  3. Have students all measure their prisms with metric rulers to see if they can come up with a number close to 100 cubic centimeters, proving this formula. (Note: At this point, you have to make an executive decision. Do you want students to use calculators to multiply more precisely if they are not fluent with multiplying decimals yet? Do you want them to round to whole centimeters, knowing that their answers will be approximations? Do you want them to multiply with decimals on paper, practicing their calculations but slowing down the lesson)?
  4. Ask students if they think this formula will work for right prisms with bases that are not triangles. Have them reconstruct their right rectangular prisms, reviewing the formula. Have students measure the area of their bases and then multiply this amount by the height of their prisms. Their total should be close to 100, depending on how accurate their measurement and method of multiplication.
  5. Discuss that this formula is why students measure the volume of a right rectangular prism as length x width x height, because length x width = the area of the base. Determine that this formula will work for all right prisms; students just need to know how to calculate the area of the base and the dimension of the height.

Lesson and Activity Time Schedule:

  • The Invitation to Learn may take approximately 30 minutes.
  • The activity may take approximately 60 minutes.
  • The total lesson and activity time is 90 minutes.

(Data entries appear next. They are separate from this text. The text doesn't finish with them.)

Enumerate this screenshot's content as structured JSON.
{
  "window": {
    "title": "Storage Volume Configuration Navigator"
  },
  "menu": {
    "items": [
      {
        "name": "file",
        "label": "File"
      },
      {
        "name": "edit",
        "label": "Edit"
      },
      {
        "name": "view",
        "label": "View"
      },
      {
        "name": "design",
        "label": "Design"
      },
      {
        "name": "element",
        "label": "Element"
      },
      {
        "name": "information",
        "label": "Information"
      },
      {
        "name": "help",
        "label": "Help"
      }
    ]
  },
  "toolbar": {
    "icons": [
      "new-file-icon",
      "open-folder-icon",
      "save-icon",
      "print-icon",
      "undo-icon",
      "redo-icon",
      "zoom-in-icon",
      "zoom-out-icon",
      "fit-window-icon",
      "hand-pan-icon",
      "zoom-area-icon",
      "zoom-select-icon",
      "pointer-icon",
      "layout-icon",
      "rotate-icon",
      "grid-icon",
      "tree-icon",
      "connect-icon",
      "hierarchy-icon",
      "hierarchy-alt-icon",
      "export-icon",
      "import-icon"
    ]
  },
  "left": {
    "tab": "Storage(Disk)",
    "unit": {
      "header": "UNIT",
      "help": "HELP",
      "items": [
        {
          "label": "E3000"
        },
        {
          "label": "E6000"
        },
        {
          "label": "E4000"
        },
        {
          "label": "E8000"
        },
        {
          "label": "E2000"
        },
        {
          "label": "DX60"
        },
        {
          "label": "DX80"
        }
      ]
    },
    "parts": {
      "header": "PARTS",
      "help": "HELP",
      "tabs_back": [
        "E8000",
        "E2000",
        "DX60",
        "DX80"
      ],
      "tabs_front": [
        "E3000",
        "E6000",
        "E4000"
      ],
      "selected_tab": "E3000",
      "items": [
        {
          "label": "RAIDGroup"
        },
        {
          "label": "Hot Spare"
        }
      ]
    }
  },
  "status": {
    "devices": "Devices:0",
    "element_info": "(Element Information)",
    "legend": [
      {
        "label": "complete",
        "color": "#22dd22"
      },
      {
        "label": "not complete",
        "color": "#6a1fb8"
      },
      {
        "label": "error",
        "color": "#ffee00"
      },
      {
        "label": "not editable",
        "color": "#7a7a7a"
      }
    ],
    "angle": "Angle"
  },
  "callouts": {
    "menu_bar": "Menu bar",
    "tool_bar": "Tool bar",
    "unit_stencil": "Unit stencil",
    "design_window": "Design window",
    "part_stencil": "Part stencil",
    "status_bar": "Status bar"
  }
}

  • Students may also calculate surface area of the shapes they construct.
  • Students may compare surface area with volume of a variety of right prisms, determining which shapes have a greater difference in surface area and volume and which are more similar.
  • Research shapes of containers of one type of item at the grocery store, like ice cream or cereal, recording the volumes of each. Determine if some shapes are misleading for their volume, or if some shapes are particularly efficient for storage or display.

Family Connections:

  • Students may continue this lesson at home by making play dough and constructing a shape to measure and calculate the volume. A letter to parents (pdf) including a play dough recipe is included at the end of this lesson.

Assessment Plan

  • Students may be given a different volume of play dough and asked to construct a right rectangular prism and a right triangular prism, measuring the area of the bases and the height of the prism and calculating the volume.
  • Traditional worksheet tests with pictures of prisms and the dimensions given that ask students to calculate volume are accurate assessment procedures after the concrete, manipulative activities have helped develop understanding.

Created: 04/15/2011
Updated: 02/05/2018